The first time I tried Dalgona coffee, the whipped beverage phenomenon that’s taken over the Internet in these past few weeks, I made it on a Monday after my post-work commute from the living room area to the kitchen. I had all the necessary ingredients: instant coffee, sugar, water and a whisk. No wonder it’s so popular: it was easy to make, and looked so nice! Thick, caramel clouds of fluff just floating on top of my glass of hot milk.
And at about two tablespoons of Folgers Instant, it also had an insane amount of caffeine in it—a teaspoon alone makes a single cup. This did not sit well with my otherwise caffeine-agnostic body. Usually, I can have a big coffee well after dinner; I didn’t fall asleep till past two in the morning that night.

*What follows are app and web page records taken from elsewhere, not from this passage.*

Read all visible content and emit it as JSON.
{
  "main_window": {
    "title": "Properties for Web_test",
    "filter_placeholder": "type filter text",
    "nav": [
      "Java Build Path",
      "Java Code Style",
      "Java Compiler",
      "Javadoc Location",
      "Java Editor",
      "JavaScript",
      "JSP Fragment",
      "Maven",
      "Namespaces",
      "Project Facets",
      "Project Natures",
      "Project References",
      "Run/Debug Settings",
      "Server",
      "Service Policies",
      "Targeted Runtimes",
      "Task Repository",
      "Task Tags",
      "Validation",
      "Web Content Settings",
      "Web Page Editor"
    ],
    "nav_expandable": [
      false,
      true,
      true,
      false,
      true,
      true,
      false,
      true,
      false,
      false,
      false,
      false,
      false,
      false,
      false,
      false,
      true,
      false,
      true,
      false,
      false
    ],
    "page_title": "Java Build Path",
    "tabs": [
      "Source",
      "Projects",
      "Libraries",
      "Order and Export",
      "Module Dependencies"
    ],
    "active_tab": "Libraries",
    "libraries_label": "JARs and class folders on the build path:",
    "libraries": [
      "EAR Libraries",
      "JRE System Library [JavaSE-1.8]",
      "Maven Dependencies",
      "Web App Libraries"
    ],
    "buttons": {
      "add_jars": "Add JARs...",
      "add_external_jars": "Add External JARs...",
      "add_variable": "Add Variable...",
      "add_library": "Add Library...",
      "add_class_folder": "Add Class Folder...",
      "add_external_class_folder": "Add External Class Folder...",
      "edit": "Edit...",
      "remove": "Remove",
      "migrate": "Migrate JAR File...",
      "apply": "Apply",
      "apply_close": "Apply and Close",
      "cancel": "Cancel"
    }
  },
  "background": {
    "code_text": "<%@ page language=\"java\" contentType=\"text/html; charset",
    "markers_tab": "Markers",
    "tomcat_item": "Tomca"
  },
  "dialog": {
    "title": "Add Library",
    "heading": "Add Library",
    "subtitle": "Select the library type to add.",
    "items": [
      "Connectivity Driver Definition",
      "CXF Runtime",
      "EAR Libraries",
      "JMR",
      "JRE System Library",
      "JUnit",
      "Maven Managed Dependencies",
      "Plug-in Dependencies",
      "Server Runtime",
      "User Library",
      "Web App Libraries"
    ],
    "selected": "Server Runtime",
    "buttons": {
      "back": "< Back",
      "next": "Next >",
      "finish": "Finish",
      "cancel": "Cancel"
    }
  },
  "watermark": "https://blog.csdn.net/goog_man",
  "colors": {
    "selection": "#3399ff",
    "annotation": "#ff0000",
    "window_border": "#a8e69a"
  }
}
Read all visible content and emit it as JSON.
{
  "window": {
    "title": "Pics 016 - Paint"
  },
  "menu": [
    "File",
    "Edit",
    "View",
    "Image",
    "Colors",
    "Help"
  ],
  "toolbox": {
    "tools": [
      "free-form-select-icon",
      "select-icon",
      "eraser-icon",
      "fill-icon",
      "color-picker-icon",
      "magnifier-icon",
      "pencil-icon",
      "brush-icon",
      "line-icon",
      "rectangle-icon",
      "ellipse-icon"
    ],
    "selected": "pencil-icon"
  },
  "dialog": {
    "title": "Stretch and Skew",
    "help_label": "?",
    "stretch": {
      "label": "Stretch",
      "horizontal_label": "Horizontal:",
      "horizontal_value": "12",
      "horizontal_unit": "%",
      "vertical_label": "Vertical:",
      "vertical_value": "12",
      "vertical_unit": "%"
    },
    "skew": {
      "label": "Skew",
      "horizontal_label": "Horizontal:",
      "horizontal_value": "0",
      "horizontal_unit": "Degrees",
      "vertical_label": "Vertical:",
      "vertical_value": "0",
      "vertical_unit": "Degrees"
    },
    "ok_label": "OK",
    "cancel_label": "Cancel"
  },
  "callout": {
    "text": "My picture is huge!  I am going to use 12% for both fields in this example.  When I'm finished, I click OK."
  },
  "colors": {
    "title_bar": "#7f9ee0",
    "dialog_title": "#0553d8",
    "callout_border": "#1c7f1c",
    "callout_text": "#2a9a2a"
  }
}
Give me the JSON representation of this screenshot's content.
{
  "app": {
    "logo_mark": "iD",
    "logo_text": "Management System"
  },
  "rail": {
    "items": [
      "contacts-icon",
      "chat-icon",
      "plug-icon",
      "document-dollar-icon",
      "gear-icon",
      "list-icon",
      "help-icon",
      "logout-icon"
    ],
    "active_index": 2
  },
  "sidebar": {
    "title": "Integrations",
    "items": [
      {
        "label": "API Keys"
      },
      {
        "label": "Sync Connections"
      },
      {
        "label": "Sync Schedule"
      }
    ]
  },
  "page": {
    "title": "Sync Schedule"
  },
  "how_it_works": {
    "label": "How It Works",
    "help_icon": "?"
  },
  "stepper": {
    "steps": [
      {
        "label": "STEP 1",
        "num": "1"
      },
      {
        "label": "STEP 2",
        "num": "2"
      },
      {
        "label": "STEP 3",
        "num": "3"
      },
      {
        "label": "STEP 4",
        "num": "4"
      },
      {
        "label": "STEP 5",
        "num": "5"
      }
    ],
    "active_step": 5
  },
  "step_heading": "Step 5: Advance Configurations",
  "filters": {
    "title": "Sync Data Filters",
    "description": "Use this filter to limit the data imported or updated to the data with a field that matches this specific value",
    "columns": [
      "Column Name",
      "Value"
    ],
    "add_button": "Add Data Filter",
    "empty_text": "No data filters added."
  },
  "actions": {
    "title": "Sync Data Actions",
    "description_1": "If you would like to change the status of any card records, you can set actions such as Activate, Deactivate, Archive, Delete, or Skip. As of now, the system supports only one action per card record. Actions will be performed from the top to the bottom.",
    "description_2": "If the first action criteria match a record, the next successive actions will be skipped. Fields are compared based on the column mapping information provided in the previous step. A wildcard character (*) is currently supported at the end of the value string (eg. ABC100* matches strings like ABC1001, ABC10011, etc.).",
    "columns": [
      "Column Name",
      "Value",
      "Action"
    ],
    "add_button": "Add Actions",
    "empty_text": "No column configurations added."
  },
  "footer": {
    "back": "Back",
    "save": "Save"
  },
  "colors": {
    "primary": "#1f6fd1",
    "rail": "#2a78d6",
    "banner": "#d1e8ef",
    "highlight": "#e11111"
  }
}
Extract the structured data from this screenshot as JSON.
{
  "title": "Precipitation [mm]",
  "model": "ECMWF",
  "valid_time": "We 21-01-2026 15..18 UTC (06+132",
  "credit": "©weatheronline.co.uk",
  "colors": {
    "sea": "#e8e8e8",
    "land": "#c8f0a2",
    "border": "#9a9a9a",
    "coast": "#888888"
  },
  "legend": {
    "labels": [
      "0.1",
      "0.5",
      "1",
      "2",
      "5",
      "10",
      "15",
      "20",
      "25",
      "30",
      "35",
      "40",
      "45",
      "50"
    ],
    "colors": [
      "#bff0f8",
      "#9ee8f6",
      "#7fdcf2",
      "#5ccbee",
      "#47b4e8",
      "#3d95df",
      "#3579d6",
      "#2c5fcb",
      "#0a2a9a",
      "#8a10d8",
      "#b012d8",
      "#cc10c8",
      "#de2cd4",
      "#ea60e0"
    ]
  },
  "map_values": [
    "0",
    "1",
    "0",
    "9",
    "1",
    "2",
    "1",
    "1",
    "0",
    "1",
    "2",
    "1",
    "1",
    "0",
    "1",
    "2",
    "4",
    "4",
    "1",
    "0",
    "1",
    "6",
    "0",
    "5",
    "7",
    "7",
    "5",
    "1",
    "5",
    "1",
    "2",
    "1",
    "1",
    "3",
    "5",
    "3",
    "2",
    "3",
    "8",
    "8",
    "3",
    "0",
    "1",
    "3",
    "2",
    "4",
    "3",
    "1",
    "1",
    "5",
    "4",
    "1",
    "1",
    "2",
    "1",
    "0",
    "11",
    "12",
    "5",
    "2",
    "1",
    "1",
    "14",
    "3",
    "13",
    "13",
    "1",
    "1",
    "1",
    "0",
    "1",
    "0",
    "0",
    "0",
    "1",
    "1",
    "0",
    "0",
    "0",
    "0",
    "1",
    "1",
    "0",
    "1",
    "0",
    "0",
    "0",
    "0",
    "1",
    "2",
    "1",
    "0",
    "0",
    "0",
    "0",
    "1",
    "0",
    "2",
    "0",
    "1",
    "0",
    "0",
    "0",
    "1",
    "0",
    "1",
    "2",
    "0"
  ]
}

What should’ve happened next was I’d wake up tired the next morning and return to my regular espresso-based caffeine fix. Instead, I ended up trying four different dalgona variations over the next week: with whipped cream (too rich), with regular espresso and sugar (didn’t work), and with aquafaba, which tasted like salted chickpeas and coffee and was absolutely disgusting. Convinced that the processed nature of instant coffee was what made the drink whip up so well, I also tried the method on this brand of freeze-dried instant ginger drink I like; it just turned into a puddle of honey soup.
I did all this because I wanted a homemade version of a whipped coffee that didn’t rocket-fuel me into the early hours of the morning, and probably a little bit because at week five of quarantine, I’m starting to go nuts.
When it comes to dalgona-recipe-fiddling as the outlet for pent-up quarantine anxiety, it turns out I’m not the only one. In looking for established alternatives to making a whipped coffee at home (did you know this drink has decades-long histories in Libya, India, Greece and Macau?) I came across a recipe from Australian culture site Broadsheet that looked promising. The author, who cycled through every method I tried and more—chemical emulsifiers and stabilizers get involved at one point—eventually landed on using Italian meringue as a method of whipping espresso into those lovely, creamy clouds.
Italian meringue is a little different from its French and Swiss counterparts in that it relies on pouring hot sugar syrup into egg whites while they’re being whipped. This gently pasteurizes the eggs, making them more stable than French meringue but still lighter in texture than Swiss.
The recipe, which you can find here, involves two components: boiling 4 ounces of strong espresso or coffee and half a cup of sugar into a simple syrup, then pouring that syrup into two egg whites halfway through the process of whipping them into stiff peaks. The egg whites should be whipped with a bit of lemon juice or cream of tartar, and be at medium-peak stage by the time you pour the syrup in in a slow, consistent stream. The result is a glossy, latte-hued whip that’s denser than the dalgona version; it’s almost like eating coffee marshmallows. After all those failed experiments, of course I tried it. Here’s how it turned out for me:
Was it anywhere near as convenient as the original recipe? Absolutely not: this multi-step (and multi-pot) method isn’t most people’s idea of a fun way to make coffee, not to mention the fact that you need an electric egg beater or kitchen mixer to make this work. In its defence, though, it is deeply delicious, fridge-stable (you can keep the whip in the fridge for future coffees for a couple of days), and far more adaptable: since it isn’t the coffee that’s making this foam work, you can flavour the sugar syrup however you like before making the meringue. Mint? Cardamom? Cocoa? So many options that don’t involve instant coffee—or caffeine.